Thursday, January 12, 2012

GULP Exam: What are they wearing?

A reader sent it in these:

Please, please, please, tell me what the acolytes are wearing.

Please don't tell me it is a hybrid of a dalmatic and an alb.

We all have heard and seen a Chasu-Alb, the white designless chasuble that has become a staple in the Philippines.


PS: I don't know where this was held.  As you can also see, the photos are copyrighted and I do not claim ownership of these photos.  I think this looks like a Holy Thursday procession.  You can see the two "apostles" in the last photo.  Ain't the MC in the last photo look a bit stiff?  :D


  1. Ow. I thought kami lang. We are also wearing some sort of a "hybrid" between a cassock and alb, which is laced in "gold". Then we wear it with the surplice, also laced with the same material. So its like wearing the alb under the surplice. I can't really voice this out in the parish, and it seems priests don't really care or worse, they don't know. Please pray that this we wear will be changed soon.

  2. Why do they want to be innovative w/o regard of proper and right vestments?

  3. The proper vestment for the acolytes is a cassock and surplice.

  4. That one looks like a Plain Sticharion hhmmm wait a minute are they Greek Catholics???!!!! Blaughhkkk i am trying to stop getting choked on this one

  5. I believe these are "Tunicle".

    The tunicle is the garment of a "subdeacon", atop the alb, at the celebraion of the High Mass.
    This garment is found in the Roman Catholic, Anglican and Old Catholic traditions.

    Gernerally, nowadays, there is very little difference between the tunicle and the dalmatic. Originally they were distinct items, but by the 17th century the two became identical, though a tunicle is often less ornamented than a dalmatic, the main difference often being only one horizontal stripe on a tunicle versus the two on a dalmatic.

    Today, the tunicle is rarely used in the Roman Catholic tradition and seen only on certain authorized clerical societies (such as the Priestly Fraternity of St. Peter) that observed the function of subdeacons.

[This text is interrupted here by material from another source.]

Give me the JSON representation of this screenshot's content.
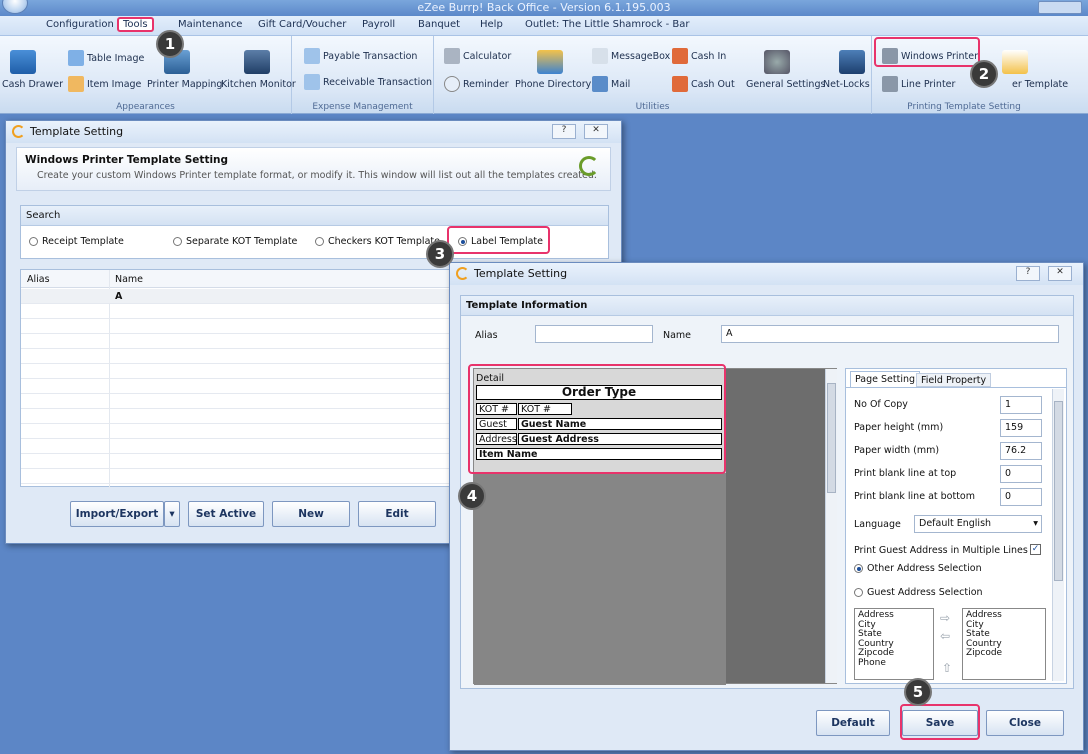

    In some churches the tunicle is still used by the person acting as the Sub-Deacon of the High Mass. He may be a consecrated brother, a seminarian or a suitable authorised lay person such as an Acolyte (only those who are to assist the Priest or Deacon during the following: holding the Book of Gospels while the deacon sang the Gospel, carrying the Book of Gospels back to the celebrant after the deacon has sung the gospel [note that the deacon carries the book in the Gospel procession to the place where the gospel is proclaimed] and assisting the priest or deacon in setting and clearing the altar), the Reader [if he is to sing the readings] and the Crucifer (only on certain occasions such as Palm Sunday, requiems and Holy Saturday).

    The Candle Bearers, Thurifers and other Altar Servers wears the server's cassock w/ surplice.

    If a bishop or a cardinal celebrates the High Mass (with mitre and crosier), two altar servers are designated to hold the mitre and the crosier, and present them at the appropriate times to him. They are always near the bishop/cardinal and seated closely to where he is. These two wears the server's cassock, surplice and vimpas (similar to that of the Humeral veil but less ornate).